Full Text Reviews:
School Library Journal - 04/01/2015 Gr 1–4—During a visit to Grandma's, a seven-year-old girl discovers a stash of poems in the attic written by her mother as a child. Each subsequent set of pages pairs a poem written by the girl with one by her mama. An air force brat, Mama wrote a different entry in each new place her family was stationed, showcasing the experiences of her "childhood on wings," from painting luminarias in New Mexico to kayaking in Virginia to catching cherry blossoms like snowflakes in Japan. Her writing also touches upon painful situations, such as leaving her friends behind when she moved and missing her father when he was away. The daughter's poems compare her and her grown-up mother's lives with the experiences detailed by Mama as a girl ("It's funny to think of Mama/making a mess with arts and crafts"). Sweet and accessible but never simplistic, this collection captures the experience of a military childhood with graceful sophistication. Grimes uses different styles of poem for each voice (free verse for the daughter and tanka poems for the mother), a choice that she discusses in an explanatory note on poetry forms that will serve budding poets and teachers alike. Rendered in acrylic, oil, and collage, Zunon's warm, vibrant illustrations complement the text perfectly. Readers with an especially keen interest in the locations highlighted can look to a complete list of Air Force Bases appended. VERDICT A gem of a book.—Jill Heritage Maza, Montclair Kimberley Academy, Montclair, NJ - Copyright 2015 Publishers Weekly, Library Journal and/or School Library Journal used with permission.
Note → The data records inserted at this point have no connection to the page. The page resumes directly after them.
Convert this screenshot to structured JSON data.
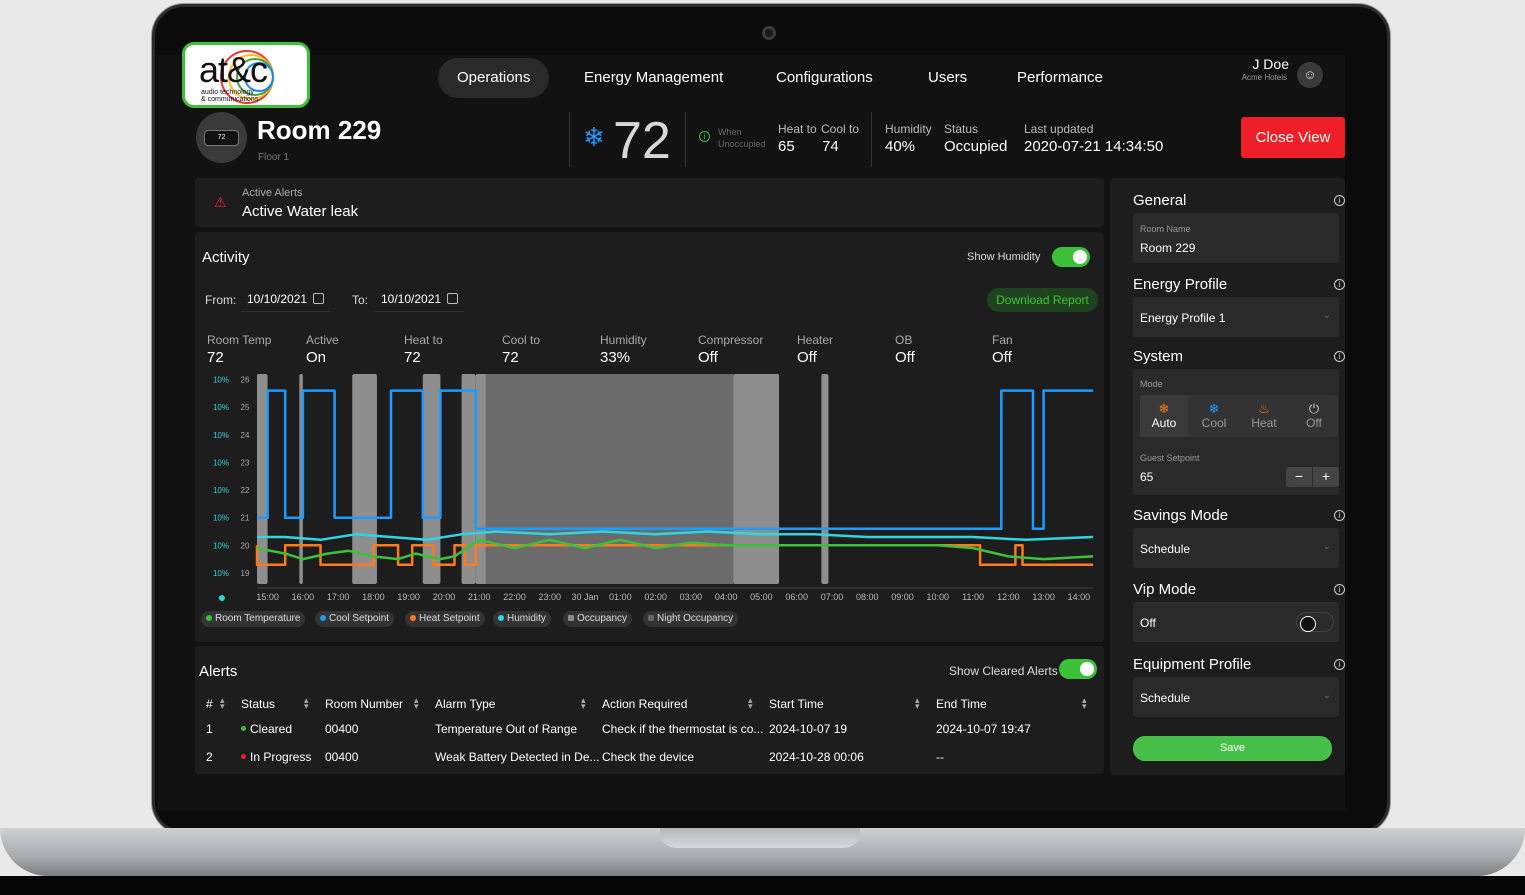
{
  "logo": {
    "brand": "at&c",
    "sub1": "audio technology",
    "sub2": "& communications"
  },
  "nav": {
    "items": [
      "Operations",
      "Energy Management",
      "Configurations",
      "Users",
      "Performance"
    ],
    "active": "Operations"
  },
  "user": {
    "name": "J Doe",
    "org": "Acme Hotels",
    "icon": "user-icon"
  },
  "room": {
    "title": "Room 229",
    "floor": "Floor 1",
    "thermostat_display": "72",
    "current_temp": "72",
    "mode_icon": "snowflake-icon",
    "when_unoccupied": [
      "When",
      "Unoccupied"
    ],
    "heat_to_label": "Heat to",
    "heat_to": "65",
    "cool_to_label": "Cool to",
    "cool_to": "74",
    "humidity_label": "Humidity",
    "humidity": "40%",
    "status_label": "Status",
    "status": "Occupied",
    "last_updated_label": "Last updated",
    "last_updated": "2020-07-21 14:34:50",
    "close_label": "Close View"
  },
  "active_alert": {
    "label": "Active Alerts",
    "value": "Active Water leak"
  },
  "activity": {
    "title": "Activity",
    "show_humidity_label": "Show Humidity",
    "show_humidity": true,
    "from_label": "From:",
    "from_date": "10/10/2021",
    "to_label": "To:",
    "to_date": "10/10/2021",
    "download_label": "Download Report",
    "metrics": [
      {
        "label": "Room Temp",
        "value": "72"
      },
      {
        "label": "Active",
        "value": "On"
      },
      {
        "label": "Heat to",
        "value": "72"
      },
      {
        "label": "Cool to",
        "value": "72"
      },
      {
        "label": "Humidity",
        "value": "33%"
      },
      {
        "label": "Compressor",
        "value": "Off"
      },
      {
        "label": "Heater",
        "value": "Off"
      },
      {
        "label": "OB",
        "value": "Off"
      },
      {
        "label": "Fan",
        "value": "Off"
      }
    ],
    "legend": [
      {
        "name": "Room Temperature",
        "color": "#3cc23a"
      },
      {
        "name": "Cool Setpoint",
        "color": "#1e9bff"
      },
      {
        "name": "Heat Setpoint",
        "color": "#ff7a1a"
      },
      {
        "name": "Humidity",
        "color": "#2fd5e0"
      },
      {
        "name": "Occupancy",
        "color": "#8a8a8a"
      },
      {
        "name": "Night Occupancy",
        "color": "#555555"
      }
    ]
  },
  "chart_data": {
    "type": "line",
    "x": [
      "15:00",
      "16:00",
      "17:00",
      "18:00",
      "19:00",
      "20:00",
      "21:00",
      "22:00",
      "23:00",
      "30 Jan",
      "01:00",
      "02:00",
      "03:00",
      "04:00",
      "05:00",
      "06:00",
      "07:00",
      "08:00",
      "09:00",
      "10:00",
      "11:00",
      "12:00",
      "13:00",
      "14:00"
    ],
    "y_ticks": [
      "26",
      "25",
      "24",
      "23",
      "22",
      "21",
      "20",
      "19"
    ],
    "humidity_ticks": [
      "10%",
      "10%",
      "10%",
      "10%",
      "10%",
      "10%",
      "10%",
      "10%"
    ],
    "ylim": [
      18.6,
      26.2
    ],
    "x_range": [
      14.7,
      38.4
    ],
    "series": [
      {
        "name": "Cool Setpoint",
        "color": "#1e9bff",
        "points": [
          [
            14.7,
            21
          ],
          [
            15.0,
            21
          ],
          [
            15.0,
            25.6
          ],
          [
            15.5,
            25.6
          ],
          [
            15.5,
            21
          ],
          [
            16.0,
            21
          ],
          [
            16.0,
            25.6
          ],
          [
            16.9,
            25.6
          ],
          [
            16.9,
            21
          ],
          [
            18.5,
            21
          ],
          [
            18.5,
            25.6
          ],
          [
            19.4,
            25.6
          ],
          [
            19.4,
            21
          ],
          [
            19.9,
            21
          ],
          [
            19.9,
            25.6
          ],
          [
            20.9,
            25.6
          ],
          [
            20.9,
            20.6
          ],
          [
            35.8,
            20.6
          ],
          [
            35.8,
            25.6
          ],
          [
            36.7,
            25.6
          ],
          [
            36.7,
            20.6
          ],
          [
            37.0,
            20.6
          ],
          [
            37.0,
            25.6
          ],
          [
            38.4,
            25.6
          ]
        ]
      },
      {
        "name": "Humidity",
        "color": "#2fd5e0",
        "points": [
          [
            14.7,
            20.3
          ],
          [
            15.5,
            20.3
          ],
          [
            16.5,
            20.2
          ],
          [
            17.5,
            20.4
          ],
          [
            18.5,
            20.3
          ],
          [
            19.5,
            20.2
          ],
          [
            20.5,
            20.4
          ],
          [
            21.5,
            20.5
          ],
          [
            23,
            20.4
          ],
          [
            24.5,
            20.5
          ],
          [
            26,
            20.4
          ],
          [
            27.5,
            20.5
          ],
          [
            29,
            20.4
          ],
          [
            30.5,
            20.4
          ],
          [
            32,
            20.3
          ],
          [
            33.5,
            20.3
          ],
          [
            35,
            20.3
          ],
          [
            36.5,
            20.2
          ],
          [
            38.4,
            20.3
          ]
        ]
      },
      {
        "name": "Heat Setpoint",
        "color": "#ff7a1a",
        "points": [
          [
            14.7,
            20
          ],
          [
            14.7,
            19.3
          ],
          [
            15.5,
            19.3
          ],
          [
            15.5,
            20
          ],
          [
            16.5,
            20
          ],
          [
            16.5,
            19.3
          ],
          [
            18.0,
            19.3
          ],
          [
            18.0,
            20
          ],
          [
            18.7,
            20
          ],
          [
            18.7,
            19.3
          ],
          [
            19.1,
            19.3
          ],
          [
            19.1,
            20
          ],
          [
            19.7,
            20
          ],
          [
            19.7,
            19.3
          ],
          [
            20.3,
            19.3
          ],
          [
            20.3,
            20
          ],
          [
            20.6,
            20
          ],
          [
            20.6,
            19.3
          ],
          [
            20.9,
            19.3
          ],
          [
            20.9,
            20
          ],
          [
            35.2,
            20
          ],
          [
            35.2,
            19.3
          ],
          [
            36.2,
            19.3
          ],
          [
            36.2,
            20
          ],
          [
            36.4,
            20
          ],
          [
            36.4,
            19.3
          ],
          [
            38.4,
            19.3
          ]
        ]
      },
      {
        "name": "Room Temperature",
        "color": "#3cc23a",
        "points": [
          [
            14.7,
            19.9
          ],
          [
            15.5,
            19.7
          ],
          [
            16.0,
            19.5
          ],
          [
            16.7,
            19.7
          ],
          [
            17.3,
            19.8
          ],
          [
            18.0,
            19.6
          ],
          [
            18.7,
            19.5
          ],
          [
            19.2,
            19.7
          ],
          [
            19.9,
            19.5
          ],
          [
            20.3,
            19.6
          ],
          [
            21.0,
            20.2
          ],
          [
            22.0,
            19.9
          ],
          [
            23.0,
            20.2
          ],
          [
            24.0,
            19.9
          ],
          [
            25.0,
            20.2
          ],
          [
            26.0,
            19.9
          ],
          [
            27.0,
            20.1
          ],
          [
            28.0,
            20.0
          ],
          [
            30.0,
            20.0
          ],
          [
            32.0,
            20.0
          ],
          [
            34.0,
            20.0
          ],
          [
            35.0,
            19.9
          ],
          [
            36.0,
            19.6
          ],
          [
            37.0,
            19.5
          ],
          [
            38.4,
            19.6
          ]
        ]
      }
    ],
    "occupancy_spans": [
      [
        14.7,
        15.0
      ],
      [
        15.9,
        16.0
      ],
      [
        17.4,
        18.1
      ],
      [
        19.4,
        19.9
      ],
      [
        20.5,
        20.9
      ],
      [
        20.9,
        28.2
      ],
      [
        28.2,
        29.5
      ],
      [
        30.7,
        30.9
      ]
    ]
  },
  "alerts": {
    "title": "Alerts",
    "show_cleared_label": "Show Cleared Alerts",
    "show_cleared": true,
    "columns": [
      "#",
      "Status",
      "Room Number",
      "Alarm Type",
      "Action Required",
      "Start Time",
      "End Time"
    ],
    "rows": [
      {
        "num": "1",
        "status": "Cleared",
        "status_color": "#3cc23a",
        "room": "00400",
        "type": "Temperature Out of Range",
        "action": "Check if the thermostat is co...",
        "start": "2024-10-07 19",
        "end": "2024-10-07 19:47"
      },
      {
        "num": "2",
        "status": "In Progress",
        "status_color": "#ef1f27",
        "room": "00400",
        "type": "Weak Battery Detected in De...",
        "action": "Check the device",
        "start": "2024-10-28 00:06",
        "end": "--"
      }
    ]
  },
  "sidebar": {
    "general": {
      "title": "General",
      "room_name_label": "Room Name",
      "room_name": "Room 229"
    },
    "energy_profile": {
      "title": "Energy Profile",
      "value": "Energy Profile 1"
    },
    "system": {
      "title": "System",
      "mode_label": "Mode",
      "modes": [
        {
          "label": "Auto",
          "icon": "auto-mode-icon"
        },
        {
          "label": "Cool",
          "icon": "snowflake-icon"
        },
        {
          "label": "Heat",
          "icon": "flame-icon"
        },
        {
          "label": "Off",
          "icon": "power-icon"
        }
      ],
      "active_mode": "Auto",
      "guest_setpoint_label": "Guest Setpoint",
      "guest_setpoint": "65"
    },
    "savings_mode": {
      "title": "Savings Mode",
      "value": "Schedule"
    },
    "vip_mode": {
      "title": "Vip Mode",
      "value": "Off",
      "enabled": false
    },
    "equipment_profile": {
      "title": "Equipment Profile",
      "value": "Schedule"
    },
    "save_label": "Save"
  }
}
Booklist - 04/15/2015 A book about discoveries, this celebrates poetry and the quixotic life of a military family. A young girl responds in free verse to the poems she uncovers in the attic, poems her mother wrote in tanka (a form of Japanese poetry) about the wonder of her experiences living throughout the world. The mother’s voice dominates through longer poems and Zunon’s larger illustrations, but the daughter’s poems appear first on each page, and the connection between the poems is heartfelt. Their love of language and the natural world bind them together. There is also a rhythm to their experiences as well (the daughter writes of sand castles, and the mother, of a grunion run). Notes encourage readers to try their hands at either poetic form, while the pictures, a combination of acrylic, oil, and collage, encourage interest in the many places described. Pair with How I Discovered Poetry, by Marilyn Nelson (2014), for a slightly older audience interested in writing poetry and understanding the turmoil and adventure of being raised in a military family. - Copyright 2015 Booklist.